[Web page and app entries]
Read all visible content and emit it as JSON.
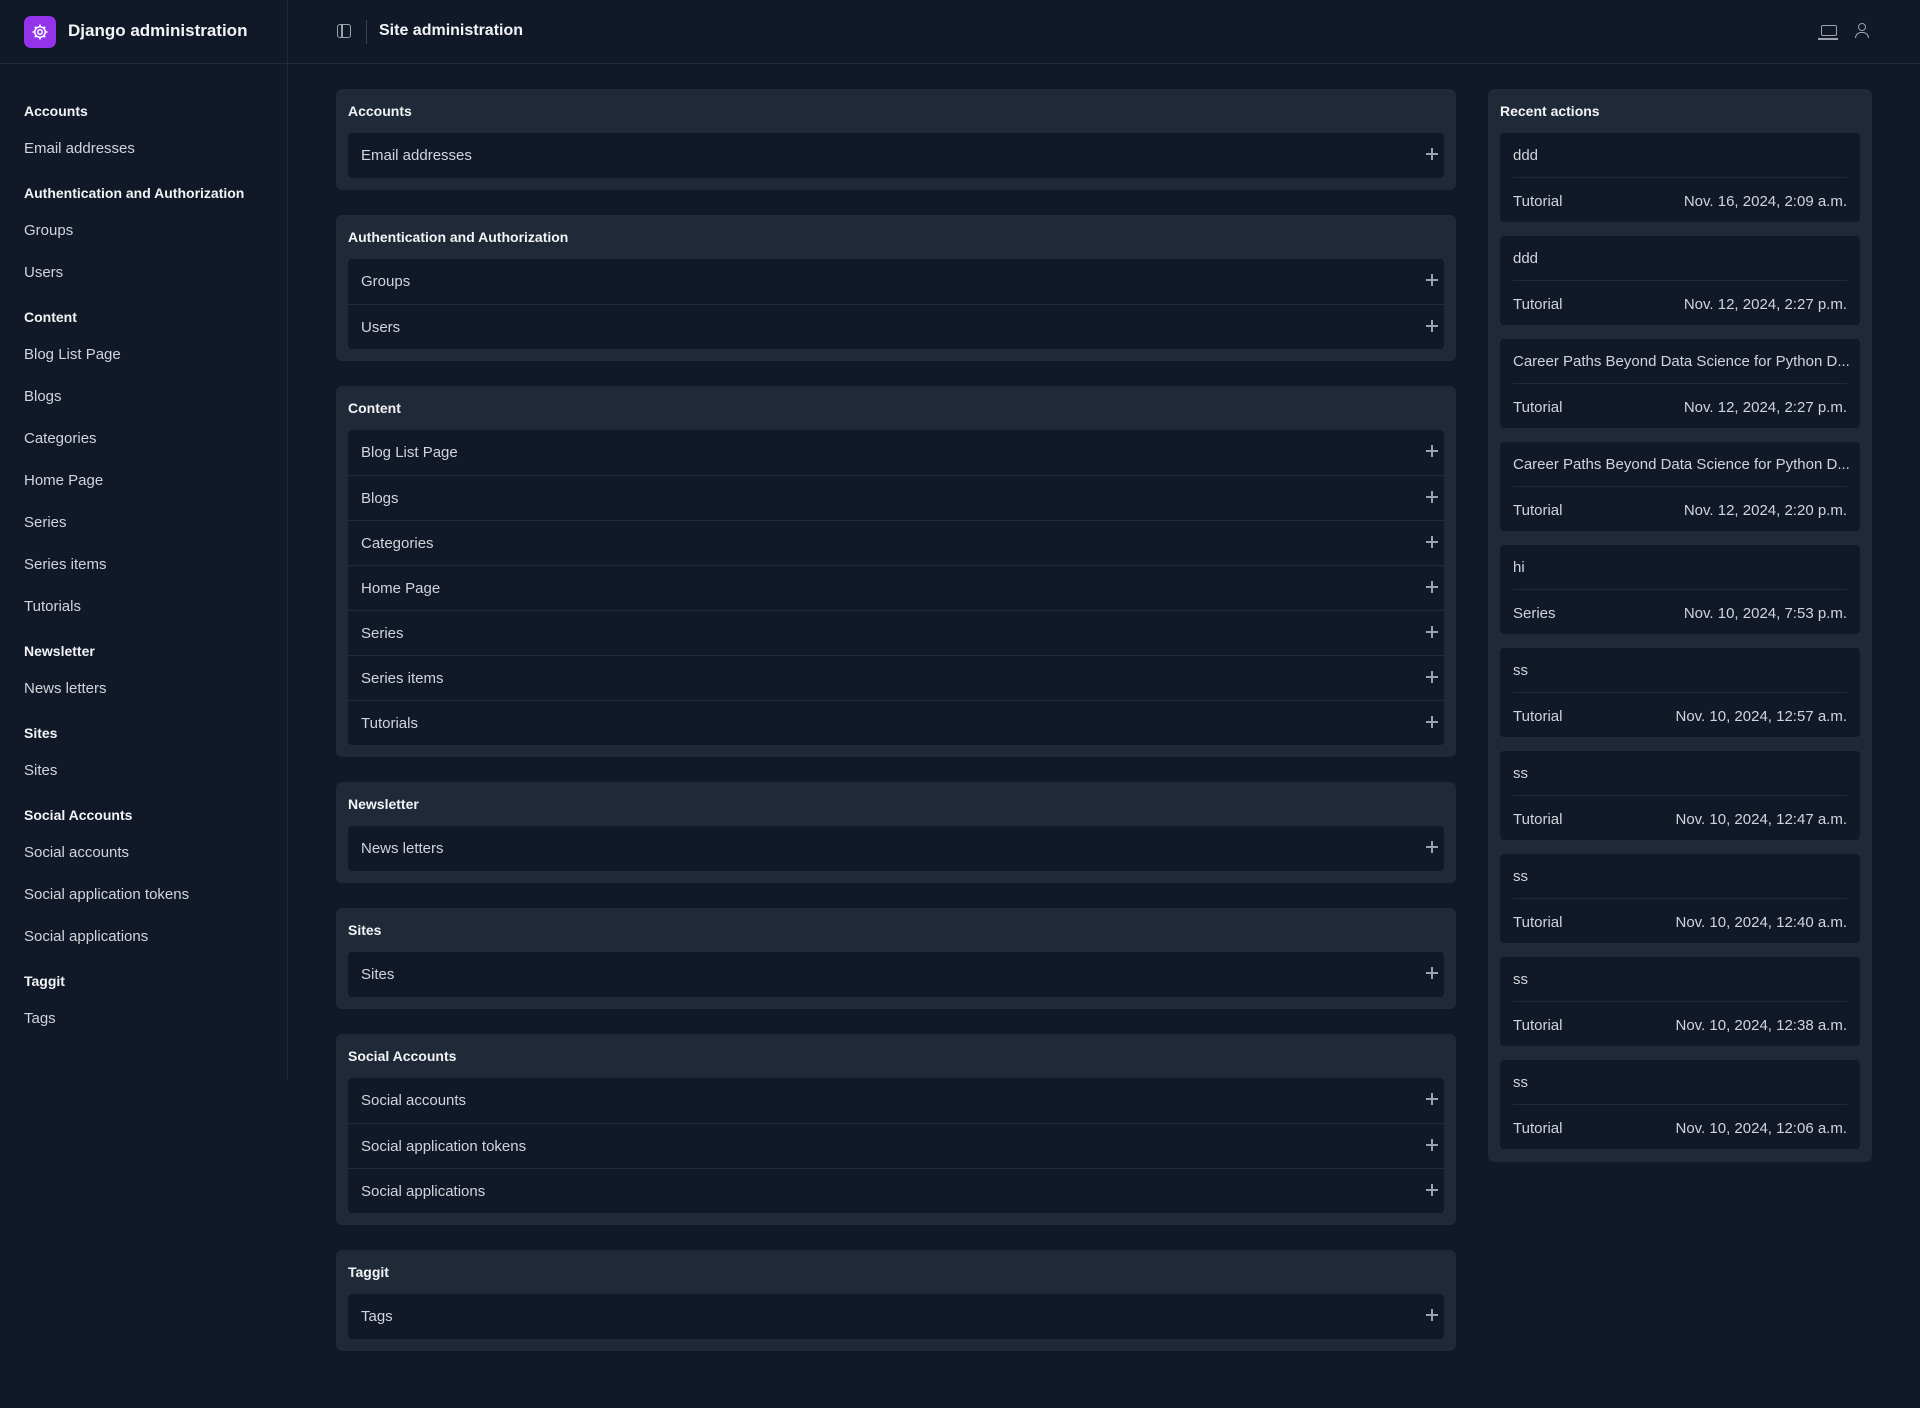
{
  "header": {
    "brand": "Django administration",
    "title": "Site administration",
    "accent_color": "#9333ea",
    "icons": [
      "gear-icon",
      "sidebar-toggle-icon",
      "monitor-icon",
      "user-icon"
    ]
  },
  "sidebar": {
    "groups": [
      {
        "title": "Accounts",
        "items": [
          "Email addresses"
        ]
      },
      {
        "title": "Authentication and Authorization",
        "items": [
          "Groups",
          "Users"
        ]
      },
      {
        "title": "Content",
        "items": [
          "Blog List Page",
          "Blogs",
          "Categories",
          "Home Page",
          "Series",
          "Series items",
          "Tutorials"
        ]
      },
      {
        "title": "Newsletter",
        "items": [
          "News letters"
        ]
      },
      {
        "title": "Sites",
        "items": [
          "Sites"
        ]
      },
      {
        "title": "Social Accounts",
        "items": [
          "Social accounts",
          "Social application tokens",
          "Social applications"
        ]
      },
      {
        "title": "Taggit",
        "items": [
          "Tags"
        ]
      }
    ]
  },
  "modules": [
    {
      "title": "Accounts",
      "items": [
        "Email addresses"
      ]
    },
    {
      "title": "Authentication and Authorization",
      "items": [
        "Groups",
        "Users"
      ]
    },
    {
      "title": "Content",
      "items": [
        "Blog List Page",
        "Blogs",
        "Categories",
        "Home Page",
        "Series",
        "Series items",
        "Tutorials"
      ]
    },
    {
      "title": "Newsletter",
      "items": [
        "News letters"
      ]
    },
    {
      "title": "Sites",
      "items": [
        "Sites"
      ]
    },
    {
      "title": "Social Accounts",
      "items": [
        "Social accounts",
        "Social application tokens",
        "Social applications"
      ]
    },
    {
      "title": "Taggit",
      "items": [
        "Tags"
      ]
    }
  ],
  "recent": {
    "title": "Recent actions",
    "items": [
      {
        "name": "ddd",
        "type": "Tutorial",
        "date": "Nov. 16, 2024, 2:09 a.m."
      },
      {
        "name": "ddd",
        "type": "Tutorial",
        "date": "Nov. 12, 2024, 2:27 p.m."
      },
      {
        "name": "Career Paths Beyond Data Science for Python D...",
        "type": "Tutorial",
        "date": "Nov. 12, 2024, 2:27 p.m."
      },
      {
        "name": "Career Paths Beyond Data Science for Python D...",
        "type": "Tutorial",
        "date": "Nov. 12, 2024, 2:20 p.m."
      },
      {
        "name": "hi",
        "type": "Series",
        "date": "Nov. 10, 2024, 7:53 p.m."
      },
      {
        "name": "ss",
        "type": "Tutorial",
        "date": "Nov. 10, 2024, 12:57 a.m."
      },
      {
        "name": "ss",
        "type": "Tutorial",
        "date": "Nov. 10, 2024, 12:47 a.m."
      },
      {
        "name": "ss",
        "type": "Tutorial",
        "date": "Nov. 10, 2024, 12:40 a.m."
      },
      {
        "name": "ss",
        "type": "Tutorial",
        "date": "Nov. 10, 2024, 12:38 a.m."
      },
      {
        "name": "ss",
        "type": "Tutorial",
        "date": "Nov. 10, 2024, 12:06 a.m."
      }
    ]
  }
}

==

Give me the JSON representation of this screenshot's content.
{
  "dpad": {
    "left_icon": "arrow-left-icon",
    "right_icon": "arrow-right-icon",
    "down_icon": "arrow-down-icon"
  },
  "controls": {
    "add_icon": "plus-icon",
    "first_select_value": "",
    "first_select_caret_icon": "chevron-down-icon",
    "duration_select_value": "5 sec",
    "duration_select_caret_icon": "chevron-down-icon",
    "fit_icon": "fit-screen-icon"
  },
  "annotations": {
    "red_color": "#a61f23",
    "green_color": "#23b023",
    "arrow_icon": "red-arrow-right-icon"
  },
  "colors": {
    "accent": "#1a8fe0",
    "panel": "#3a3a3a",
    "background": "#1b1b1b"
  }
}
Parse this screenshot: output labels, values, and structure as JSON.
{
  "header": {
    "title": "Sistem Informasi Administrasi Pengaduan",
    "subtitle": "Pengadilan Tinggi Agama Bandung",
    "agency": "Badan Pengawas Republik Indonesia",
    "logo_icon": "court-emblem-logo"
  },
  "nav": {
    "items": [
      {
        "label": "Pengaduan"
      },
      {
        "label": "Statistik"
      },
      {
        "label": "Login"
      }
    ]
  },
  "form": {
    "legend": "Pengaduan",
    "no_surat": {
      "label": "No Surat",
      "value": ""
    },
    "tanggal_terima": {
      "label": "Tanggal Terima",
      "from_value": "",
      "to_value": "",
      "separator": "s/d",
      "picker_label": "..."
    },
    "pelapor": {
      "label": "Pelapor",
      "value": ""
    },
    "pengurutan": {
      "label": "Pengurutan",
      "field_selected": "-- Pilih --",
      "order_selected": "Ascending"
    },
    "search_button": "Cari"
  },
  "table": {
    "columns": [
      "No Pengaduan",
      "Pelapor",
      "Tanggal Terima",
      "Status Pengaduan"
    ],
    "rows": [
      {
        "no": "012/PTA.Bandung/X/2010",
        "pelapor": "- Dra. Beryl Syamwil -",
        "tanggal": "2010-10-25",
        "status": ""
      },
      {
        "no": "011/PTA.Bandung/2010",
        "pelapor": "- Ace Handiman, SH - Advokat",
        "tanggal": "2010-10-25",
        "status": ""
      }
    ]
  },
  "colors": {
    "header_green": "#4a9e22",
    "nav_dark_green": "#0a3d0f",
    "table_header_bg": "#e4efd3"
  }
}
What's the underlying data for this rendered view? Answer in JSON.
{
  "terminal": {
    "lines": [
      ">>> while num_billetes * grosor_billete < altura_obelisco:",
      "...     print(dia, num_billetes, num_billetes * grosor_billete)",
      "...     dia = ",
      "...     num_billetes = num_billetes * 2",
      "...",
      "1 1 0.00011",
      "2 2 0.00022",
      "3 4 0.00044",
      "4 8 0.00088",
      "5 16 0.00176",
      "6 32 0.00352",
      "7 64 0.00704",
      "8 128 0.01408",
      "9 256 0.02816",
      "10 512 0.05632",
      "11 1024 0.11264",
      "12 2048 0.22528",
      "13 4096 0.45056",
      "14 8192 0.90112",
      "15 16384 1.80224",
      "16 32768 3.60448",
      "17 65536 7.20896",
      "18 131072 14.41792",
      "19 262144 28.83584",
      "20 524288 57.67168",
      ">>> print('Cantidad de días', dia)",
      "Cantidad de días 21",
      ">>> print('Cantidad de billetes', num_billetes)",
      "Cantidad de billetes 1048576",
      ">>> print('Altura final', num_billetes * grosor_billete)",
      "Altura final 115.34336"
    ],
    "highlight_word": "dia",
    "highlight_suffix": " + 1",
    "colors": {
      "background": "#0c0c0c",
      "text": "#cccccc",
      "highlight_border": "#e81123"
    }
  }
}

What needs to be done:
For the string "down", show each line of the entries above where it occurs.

Your response:
    "down_icon": "arrow-down-icon"
    "first_select_caret_icon": "chevron-down-icon",
    "duration_select_caret_icon": "chevron-down-icon",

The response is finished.